● What needs to be done:
Search each line below for the word "related" and list those that contain it.

● Data for analysis:
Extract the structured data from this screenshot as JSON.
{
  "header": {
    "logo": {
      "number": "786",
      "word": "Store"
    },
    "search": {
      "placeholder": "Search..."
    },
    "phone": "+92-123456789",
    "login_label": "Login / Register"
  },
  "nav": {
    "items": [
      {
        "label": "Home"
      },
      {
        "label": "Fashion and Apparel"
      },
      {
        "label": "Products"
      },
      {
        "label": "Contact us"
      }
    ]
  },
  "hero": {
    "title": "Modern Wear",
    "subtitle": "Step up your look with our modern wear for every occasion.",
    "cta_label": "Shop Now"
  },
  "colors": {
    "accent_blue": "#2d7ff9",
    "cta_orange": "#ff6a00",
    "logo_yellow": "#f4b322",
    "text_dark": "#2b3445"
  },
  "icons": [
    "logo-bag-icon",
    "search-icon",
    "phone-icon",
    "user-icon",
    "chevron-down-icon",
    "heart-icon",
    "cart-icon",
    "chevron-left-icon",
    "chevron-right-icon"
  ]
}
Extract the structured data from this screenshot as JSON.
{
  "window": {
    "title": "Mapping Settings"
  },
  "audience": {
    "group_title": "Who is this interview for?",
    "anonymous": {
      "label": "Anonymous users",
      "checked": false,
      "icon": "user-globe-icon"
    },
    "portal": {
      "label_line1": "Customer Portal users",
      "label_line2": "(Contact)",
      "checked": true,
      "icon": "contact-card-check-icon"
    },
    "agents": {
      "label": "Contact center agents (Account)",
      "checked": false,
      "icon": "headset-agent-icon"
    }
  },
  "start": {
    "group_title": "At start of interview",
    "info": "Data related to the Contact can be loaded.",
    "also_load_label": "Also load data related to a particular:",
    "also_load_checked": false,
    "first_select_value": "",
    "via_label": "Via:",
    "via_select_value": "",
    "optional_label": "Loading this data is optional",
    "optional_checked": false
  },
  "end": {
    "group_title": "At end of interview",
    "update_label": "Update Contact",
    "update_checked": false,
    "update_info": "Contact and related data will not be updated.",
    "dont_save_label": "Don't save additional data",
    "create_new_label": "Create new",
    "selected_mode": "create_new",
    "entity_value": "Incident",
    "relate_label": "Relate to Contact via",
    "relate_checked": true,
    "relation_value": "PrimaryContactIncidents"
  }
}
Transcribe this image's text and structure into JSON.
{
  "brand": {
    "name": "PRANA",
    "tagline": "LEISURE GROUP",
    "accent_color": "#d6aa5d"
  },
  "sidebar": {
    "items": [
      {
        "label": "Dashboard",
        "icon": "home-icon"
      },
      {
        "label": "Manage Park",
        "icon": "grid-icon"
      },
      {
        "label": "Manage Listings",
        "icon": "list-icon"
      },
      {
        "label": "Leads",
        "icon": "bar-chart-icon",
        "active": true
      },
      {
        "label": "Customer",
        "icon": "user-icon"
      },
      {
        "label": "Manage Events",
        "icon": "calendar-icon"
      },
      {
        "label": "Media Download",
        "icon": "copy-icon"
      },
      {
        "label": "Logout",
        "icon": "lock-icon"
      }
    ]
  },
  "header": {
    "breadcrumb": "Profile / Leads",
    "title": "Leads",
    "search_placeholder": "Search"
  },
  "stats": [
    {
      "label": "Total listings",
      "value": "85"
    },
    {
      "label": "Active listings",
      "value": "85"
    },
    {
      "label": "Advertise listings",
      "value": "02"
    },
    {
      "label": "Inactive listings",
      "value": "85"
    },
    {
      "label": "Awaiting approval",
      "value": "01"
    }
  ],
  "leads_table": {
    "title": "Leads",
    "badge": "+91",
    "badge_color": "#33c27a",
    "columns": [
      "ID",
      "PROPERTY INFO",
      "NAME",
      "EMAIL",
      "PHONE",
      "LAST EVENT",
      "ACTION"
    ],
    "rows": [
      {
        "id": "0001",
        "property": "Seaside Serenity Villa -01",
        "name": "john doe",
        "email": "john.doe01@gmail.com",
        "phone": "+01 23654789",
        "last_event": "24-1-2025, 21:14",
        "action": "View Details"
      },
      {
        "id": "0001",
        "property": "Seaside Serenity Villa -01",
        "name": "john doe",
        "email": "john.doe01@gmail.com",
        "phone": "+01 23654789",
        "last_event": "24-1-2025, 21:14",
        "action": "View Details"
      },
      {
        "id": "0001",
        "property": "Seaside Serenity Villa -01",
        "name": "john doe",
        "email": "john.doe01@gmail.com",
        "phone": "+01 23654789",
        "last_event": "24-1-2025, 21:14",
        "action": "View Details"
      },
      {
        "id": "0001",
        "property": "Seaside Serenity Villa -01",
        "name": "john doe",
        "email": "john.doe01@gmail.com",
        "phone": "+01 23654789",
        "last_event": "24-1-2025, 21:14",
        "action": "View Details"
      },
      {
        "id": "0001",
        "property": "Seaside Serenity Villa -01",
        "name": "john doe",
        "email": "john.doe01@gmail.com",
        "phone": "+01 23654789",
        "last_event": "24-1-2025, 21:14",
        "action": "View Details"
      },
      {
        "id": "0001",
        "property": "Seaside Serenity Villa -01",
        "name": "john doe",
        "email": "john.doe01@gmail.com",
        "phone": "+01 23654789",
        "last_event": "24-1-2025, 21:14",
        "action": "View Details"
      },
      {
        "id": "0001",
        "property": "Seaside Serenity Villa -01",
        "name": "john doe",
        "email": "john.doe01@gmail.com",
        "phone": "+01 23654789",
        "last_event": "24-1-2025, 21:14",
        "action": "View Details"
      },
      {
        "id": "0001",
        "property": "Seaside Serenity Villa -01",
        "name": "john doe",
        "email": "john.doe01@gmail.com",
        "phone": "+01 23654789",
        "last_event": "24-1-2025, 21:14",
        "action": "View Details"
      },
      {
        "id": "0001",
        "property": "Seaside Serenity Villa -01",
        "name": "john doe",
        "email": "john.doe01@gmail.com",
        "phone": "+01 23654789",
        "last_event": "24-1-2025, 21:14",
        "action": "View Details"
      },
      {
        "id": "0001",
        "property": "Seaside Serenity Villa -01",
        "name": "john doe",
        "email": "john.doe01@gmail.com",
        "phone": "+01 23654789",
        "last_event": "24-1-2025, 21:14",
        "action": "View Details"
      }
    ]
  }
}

● Reply to the task:
    "info": "Data related to the Contact can be loaded.",
    "also_load_label": "Also load data related to a particular:",
    "update_info": "Contact and related data will not be updated.",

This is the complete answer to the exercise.